I wrote about 90 articles for them over three months about everything from Fiats to Bass Pro Shops. I completed the Internship and got a nice letter of recommendation for my effort. They got all my content and sold my articles to their clients. I was a sucker.
The internship was about writing content for someone else, not for me. I could have been building my own site over that time and I could have made some money doing it. Even though I volunteered for it, I felt I was taken advantage of; after all, I could already write. I thought I was going to learn something.
I see lots of similar ads on Craigslist today. Someone is looking for an intern to write content for this web site, or a volunteer as a reporter for that web site. Web developers want the content because content is King and they know it. A web developer needs content to build an online following so they can charge for advertising. But many of them don’t have any money to pay a writer what they’re worth so they look for starry-eyed writers willing to sell their soul for a “by-line” on a bunch of articles.
It’s crap. All those articles aren’t going to land you a better writing job than you can get writing on your own web sites or blog. Those scheisters are not going to teach you anything about writing, but they’re smart enough to know someone who can write from someone who can’t, and if you can’t write you aren’t going to get the gig anyway.

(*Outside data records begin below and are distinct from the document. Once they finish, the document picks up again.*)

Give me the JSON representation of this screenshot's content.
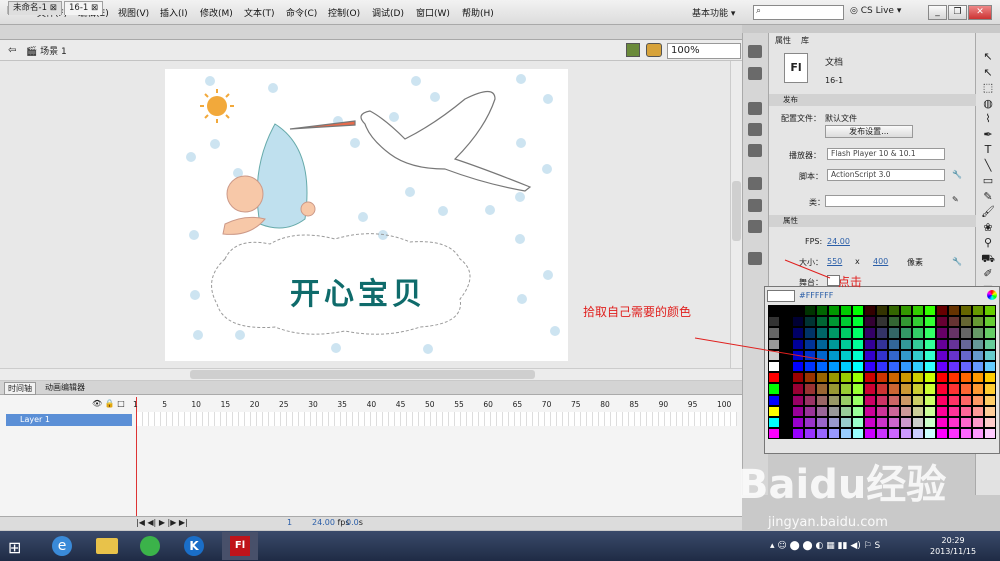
{
  "app": {
    "logo": "Fl",
    "menus": [
      "文件(F)",
      "编辑(E)",
      "视图(V)",
      "插入(I)",
      "修改(M)",
      "文本(T)",
      "命令(C)",
      "控制(O)",
      "调试(D)",
      "窗口(W)",
      "帮助(H)"
    ],
    "workspace": "基本功能",
    "cs_live": "CS Live"
  },
  "tabs": [
    {
      "label": "未命名-1"
    },
    {
      "label": "16-1"
    }
  ],
  "scene": {
    "label": "场景 1",
    "zoom": "100%"
  },
  "stage": {
    "title": "开心宝贝"
  },
  "timeline": {
    "tabs": [
      "时间轴",
      "动画编辑器"
    ],
    "layer": "Layer 1",
    "frames": [
      "1",
      "5",
      "10",
      "15",
      "20",
      "25",
      "30",
      "35",
      "40",
      "45",
      "50",
      "55",
      "60",
      "65",
      "70",
      "75",
      "80",
      "85",
      "90",
      "95",
      "100"
    ],
    "status": {
      "frame": "1",
      "fps": "24.00",
      "fps_unit": "fps",
      "time": "0.0",
      "time_unit": "s"
    }
  },
  "panel": {
    "tabs": [
      "属性",
      "库"
    ],
    "doc_type": "文档",
    "doc_name": "16-1",
    "publish": {
      "section": "发布",
      "profile_label": "配置文件：",
      "profile": "默认文件",
      "settings_button": "发布设置...",
      "player_label": "播放器：",
      "player": "Flash Player 10 & 10.1",
      "script_label": "脚本：",
      "script": "ActionScript 3.0",
      "class_label": "类："
    },
    "props": {
      "section": "属性",
      "fps_label": "FPS:",
      "fps": "24.00",
      "size_label": "大小：",
      "width": "550",
      "x": "x",
      "height": "400",
      "unit": "像素",
      "stage_label": "舞台："
    }
  },
  "swatch": {
    "hex": "#FFFFFF"
  },
  "annotations": {
    "pick": "拾取自己需要的颜色",
    "click": "点击"
  },
  "watermark": {
    "text": "Baidu经验",
    "url": "jingyan.baidu.com"
  },
  "clock": {
    "time": "20:29",
    "date": "2013/11/15"
  },
  "colors": {
    "accent": "#2a5ea8",
    "annotation": "#e0201e",
    "title": "#0f6b6b"
  }
}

Write for yourself, not for someone else, and never for free. There’s a bunch of people out there who want to take advantage of your talent. Even though the hacks may call you a disease, ignore them; they’re unprofessional scammers and eventually they’ll have to pay if writers turn off the tap of free content.